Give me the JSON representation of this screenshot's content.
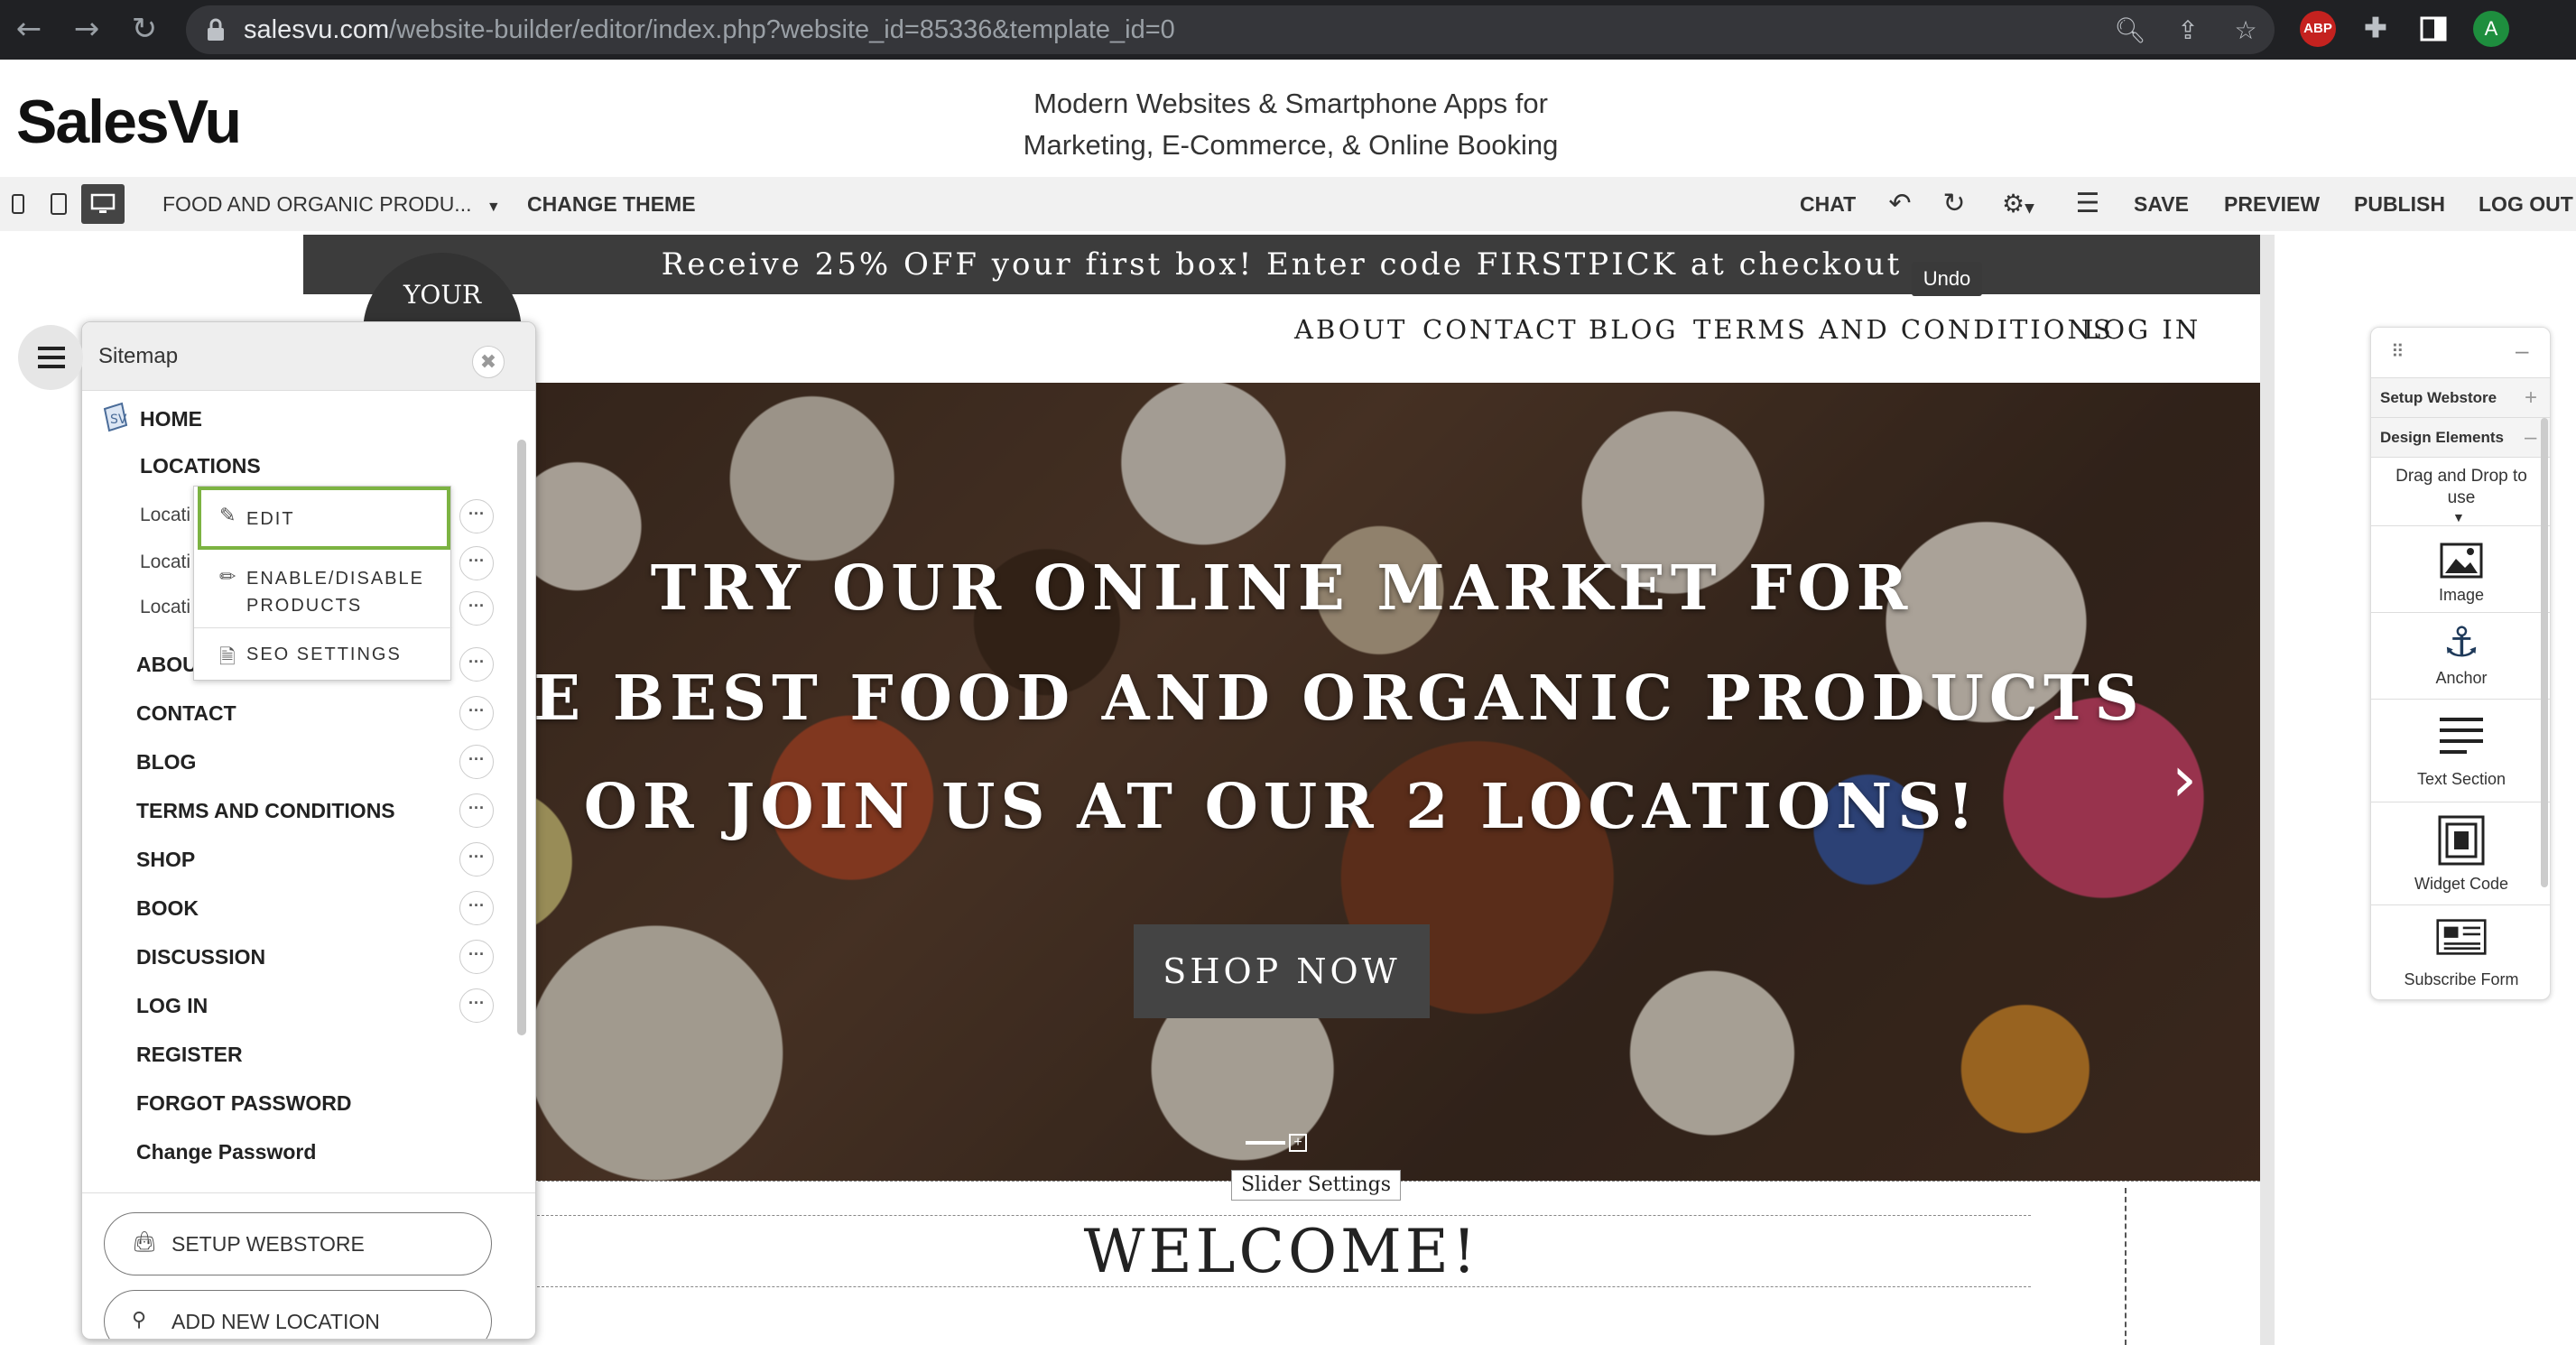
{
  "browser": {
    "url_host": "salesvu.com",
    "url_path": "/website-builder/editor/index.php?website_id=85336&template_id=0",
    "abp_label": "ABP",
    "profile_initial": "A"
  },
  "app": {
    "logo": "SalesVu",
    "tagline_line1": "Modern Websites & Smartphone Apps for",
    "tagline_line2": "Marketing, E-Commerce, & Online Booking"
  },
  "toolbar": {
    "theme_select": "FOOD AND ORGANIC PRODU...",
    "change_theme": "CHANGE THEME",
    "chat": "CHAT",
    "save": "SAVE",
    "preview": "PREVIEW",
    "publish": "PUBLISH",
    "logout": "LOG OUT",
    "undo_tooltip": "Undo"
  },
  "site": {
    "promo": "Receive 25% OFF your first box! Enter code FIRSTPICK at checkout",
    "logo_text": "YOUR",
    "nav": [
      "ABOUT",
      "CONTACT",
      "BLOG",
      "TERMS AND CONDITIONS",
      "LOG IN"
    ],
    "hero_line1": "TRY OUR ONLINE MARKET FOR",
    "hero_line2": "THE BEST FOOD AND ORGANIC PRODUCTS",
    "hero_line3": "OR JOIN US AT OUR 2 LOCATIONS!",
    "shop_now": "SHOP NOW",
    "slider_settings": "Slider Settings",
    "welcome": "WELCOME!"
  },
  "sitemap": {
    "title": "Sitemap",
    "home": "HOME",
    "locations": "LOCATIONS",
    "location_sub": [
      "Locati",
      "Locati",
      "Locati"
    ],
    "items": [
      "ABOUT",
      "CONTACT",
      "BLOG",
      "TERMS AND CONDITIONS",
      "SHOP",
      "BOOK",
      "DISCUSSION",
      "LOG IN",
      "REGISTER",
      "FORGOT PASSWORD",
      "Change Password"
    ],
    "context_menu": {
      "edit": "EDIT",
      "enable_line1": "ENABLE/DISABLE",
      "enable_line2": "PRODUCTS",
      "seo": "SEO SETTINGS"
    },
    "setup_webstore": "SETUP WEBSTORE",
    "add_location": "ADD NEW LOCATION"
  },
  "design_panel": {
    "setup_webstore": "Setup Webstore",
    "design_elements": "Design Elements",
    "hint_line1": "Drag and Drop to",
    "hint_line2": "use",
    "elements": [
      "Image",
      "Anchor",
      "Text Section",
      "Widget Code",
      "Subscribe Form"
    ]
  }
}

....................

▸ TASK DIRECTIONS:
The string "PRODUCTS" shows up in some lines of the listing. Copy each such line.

▸ ANSWER SPACE:
    "hero_line2": "THE BEST FOOD AND ORGANIC PRODUCTS",
      "enable_line2": "PRODUCTS",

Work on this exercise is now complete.